▶ _Work request_
Each line of the records needs to be written out exactly, with any image left out.

'''

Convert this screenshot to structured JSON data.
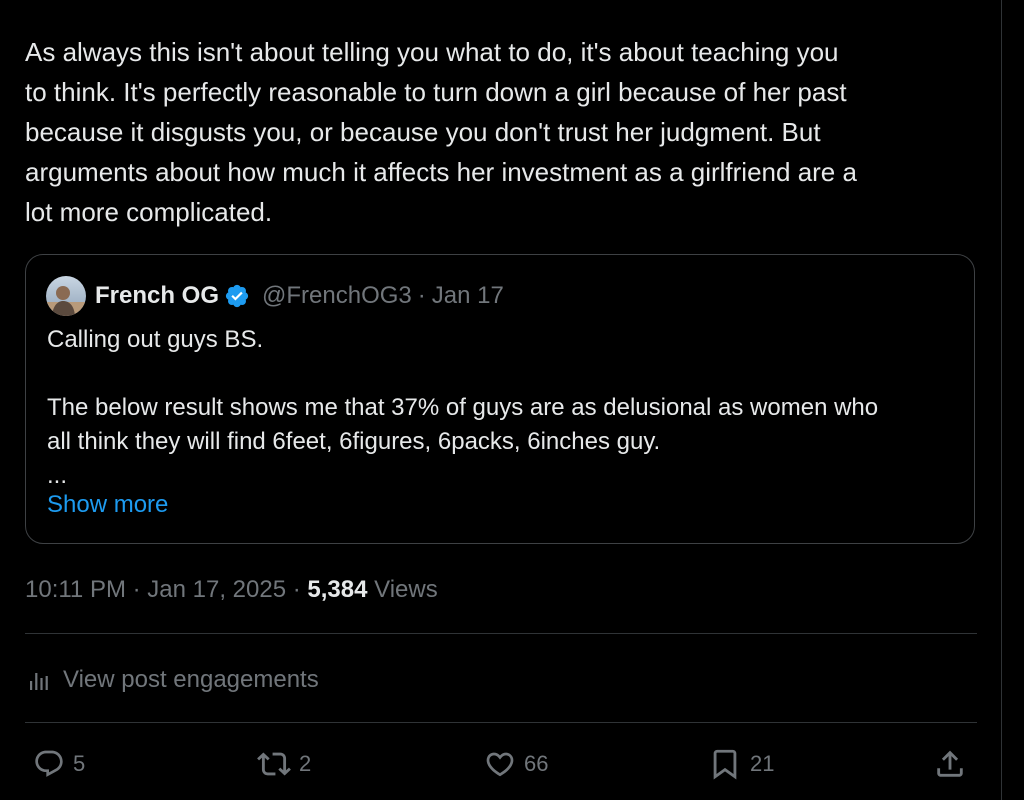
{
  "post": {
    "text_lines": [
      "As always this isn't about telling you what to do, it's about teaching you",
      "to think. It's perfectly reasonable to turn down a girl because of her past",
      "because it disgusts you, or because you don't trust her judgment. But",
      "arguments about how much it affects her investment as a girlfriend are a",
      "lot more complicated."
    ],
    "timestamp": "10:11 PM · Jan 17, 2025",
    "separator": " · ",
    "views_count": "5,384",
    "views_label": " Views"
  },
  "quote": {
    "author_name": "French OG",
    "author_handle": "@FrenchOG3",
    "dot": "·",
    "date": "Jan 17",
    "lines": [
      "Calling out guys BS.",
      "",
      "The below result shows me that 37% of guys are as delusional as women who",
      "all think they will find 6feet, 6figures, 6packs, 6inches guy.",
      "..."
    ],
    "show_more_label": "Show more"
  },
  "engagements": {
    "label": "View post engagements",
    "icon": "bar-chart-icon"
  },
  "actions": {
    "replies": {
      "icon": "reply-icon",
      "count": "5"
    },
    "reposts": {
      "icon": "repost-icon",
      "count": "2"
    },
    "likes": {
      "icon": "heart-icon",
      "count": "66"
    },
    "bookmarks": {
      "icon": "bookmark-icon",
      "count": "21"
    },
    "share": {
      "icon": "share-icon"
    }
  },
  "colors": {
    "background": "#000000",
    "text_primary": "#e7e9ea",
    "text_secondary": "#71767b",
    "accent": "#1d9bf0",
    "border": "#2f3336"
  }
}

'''

▶ _Task solution_
Convert this screenshot to structured JSON data.
{
  "post": {
    "text_lines": [
      "As always this isn't about telling you what to do, it's about teaching you",
      "to think. It's perfectly reasonable to turn down a girl because of her past",
      "because it disgusts you, or because you don't trust her judgment. But",
      "arguments about how much it affects her investment as a girlfriend are a",
      "lot more complicated."
    ],
    "timestamp": "10:11 PM · Jan 17, 2025",
    "separator": " · ",
    "views_count": "5,384",
    "views_label": " Views"
  },
  "quote": {
    "author_name": "French OG",
    "author_handle": "@FrenchOG3",
    "dot": "·",
    "date": "Jan 17",
    "lines": [
      "Calling out guys BS.",
      "",
      "The below result shows me that 37% of guys are as delusional as women who",
      "all think they will find 6feet, 6figures, 6packs, 6inches guy.",
      "..."
    ],
    "show_more_label": "Show more"
  },
  "engagements": {
    "label": "View post engagements",
    "icon": "bar-chart-icon"
  },
  "actions": {
    "replies": {
      "icon": "reply-icon",
      "count": "5"
    },
    "reposts": {
      "icon": "repost-icon",
      "count": "2"
    },
    "likes": {
      "icon": "heart-icon",
      "count": "66"
    },
    "bookmarks": {
      "icon": "bookmark-icon",
      "count": "21"
    },
    "share": {
      "icon": "share-icon"
    }
  },
  "colors": {
    "background": "#000000",
    "text_primary": "#e7e9ea",
    "text_secondary": "#71767b",
    "accent": "#1d9bf0",
    "border": "#2f3336"
  }
}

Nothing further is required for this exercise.